Ross Murray's Border Report
Ross Murray
Ross Murray
is a freelance writer living in Stanstead, Quebec. You can reach him at
Posted 04.19.05
Stanstead, Quebec


The scandal that brought the Murray house to its knees

Day 3 of the testimony by Ross Murray before the Gomery Commission on the Canadian federal sponsorship scandal

Gomery: Please state your name and occupation.

Murray: My name is Ross Murray. I am a part-time writer and flibbertigibbet.

Gomery: Can you tell the inquiry when you were first approached by the Liberal Party of Canada?

Murray: It was 2000, late summer I think. An election was coming. I was the owner of The Stanstead Journal at the time and we were having a good quarter. "Wow, look at all these huge full-page ads from Groupaction and Groupe Everest for federal government programs and initiatives," I remember saying. "I'm really excited about the way the Chrétien Liberals support community newspapers. They really have my interests at heart."

Word got around that I was a Liberal-friendly guy, someone who might want to get involved. That's when I was first approached.

Gomery: By whom?

Murray: I only knew him as "Vinny" though sometimes on the phone he would call himself "Doris."

Gomery: And what did he tell you?

Murray: He pulled up beside me on his scooter and said, "We hear you want to 'get involved' with the Liberal Party." I said that was so. "I have some friends up in Ottawa who are very interested in what you can do for the party. They send a message."
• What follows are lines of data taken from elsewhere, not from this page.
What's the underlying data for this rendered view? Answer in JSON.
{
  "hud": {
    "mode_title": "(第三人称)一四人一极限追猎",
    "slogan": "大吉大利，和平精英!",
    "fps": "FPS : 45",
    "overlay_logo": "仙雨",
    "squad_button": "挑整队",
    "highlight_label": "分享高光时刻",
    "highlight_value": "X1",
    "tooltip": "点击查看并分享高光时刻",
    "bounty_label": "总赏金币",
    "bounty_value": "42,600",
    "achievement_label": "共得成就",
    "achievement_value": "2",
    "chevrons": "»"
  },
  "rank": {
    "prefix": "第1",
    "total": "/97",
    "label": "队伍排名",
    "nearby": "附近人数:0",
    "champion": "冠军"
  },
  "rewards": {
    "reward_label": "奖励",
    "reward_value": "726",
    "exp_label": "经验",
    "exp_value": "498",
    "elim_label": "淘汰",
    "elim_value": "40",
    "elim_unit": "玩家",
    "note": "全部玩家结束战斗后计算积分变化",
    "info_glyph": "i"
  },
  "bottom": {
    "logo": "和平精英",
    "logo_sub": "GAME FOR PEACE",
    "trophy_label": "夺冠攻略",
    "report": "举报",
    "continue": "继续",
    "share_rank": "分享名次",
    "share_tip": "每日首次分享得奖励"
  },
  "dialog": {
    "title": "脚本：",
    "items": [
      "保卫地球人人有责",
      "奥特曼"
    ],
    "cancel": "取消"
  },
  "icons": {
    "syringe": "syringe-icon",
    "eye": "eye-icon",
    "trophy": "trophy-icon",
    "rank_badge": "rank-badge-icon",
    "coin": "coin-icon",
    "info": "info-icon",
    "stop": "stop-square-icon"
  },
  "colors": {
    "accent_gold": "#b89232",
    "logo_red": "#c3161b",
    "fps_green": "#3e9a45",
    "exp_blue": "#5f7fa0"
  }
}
Gomery: And what was the message?

Murray: "Knock it off."

Gomery: How did you react?

Murray: I told Vinny that I was excited about the Liberals and their work - creating gun registries, backing golf courses, and commissions! I love Royal Commissions! But Vinny said "Maybe we could make it worth your while to look the other way." Then he pulled out an envelope.

Gomery: What was in the envelope?

Murray: There were fifty $100 bills, tickets to "Disney on Ice presents Tron," and a photo of Jean Chrétien choking that protestor. There was a big arrow over the protestor and the word "YOU" scrawled in marker.

Gomery: What did you do then?

Murray: I did what I thought I was supposed to do. I took the money to "Disney on Ice," gave it to my usher and said, "This is for you-know-who" and then enjoyed the combination of early-Eighties special effects and the spectacle of Jeff Bridges on skates. Later, I mailed the photo back to the Prime Minister's Office with the words "CAN COUNT ON ME" written under the "YOU." You see, Chrétien was kind of winking in that photo…

Gomery: But that wasn't the only time you were approached, is that correct?

Murray: That's right. Shortly after I put an "Liberals Do It In Committee" bumper sticker on my Hyundai, I received another visit from Vinny. He said, "Our friends in Ottawa send another message." Then from out of his ball gown he pulled an envelope. This one contained a hundred $50 bills, a roll of breath mints, and a brochure entitled "The Bloc Québécois: Really, We're Not So Bad."

Gomery: Then what?

Murray: Vinny said, "There's more where that came from. Plus, if you keep it up, we can offer your newspaper the services of the PM's nephew. He has no evident social skills and likes to quack like a duck. Not even the ad firms will 'hire' him. We think he'd be perfect for telemarketing newspaper subscriptions."

Gomery: Did you hire him?

Murray: Yes but he didn't sell any subscriptions. He just sat in a corner writing a biography of René Simard. All the money I received from the party went into sating his appetite for sushi.

Gomery: How long did this go on?

Murray: Just until after the election. That was when my wife inadvertently signed us up as members of the Liberal Party. She… she thought we'd get a free toaster and the Sheila Copps swimsuit calendar but… [breaks down] we never did.

Gomery: Did you stop receiving payment after that?

Murray: Yes and shortly thereafter I became disillusioned with the party, the newspaper industry, and figure skating.

Gomery: Then that was that.

Murray: With the Liberals, yes. But in late spring of 2001, I was approached by a friend of a friend of a friend of some guy named Harper…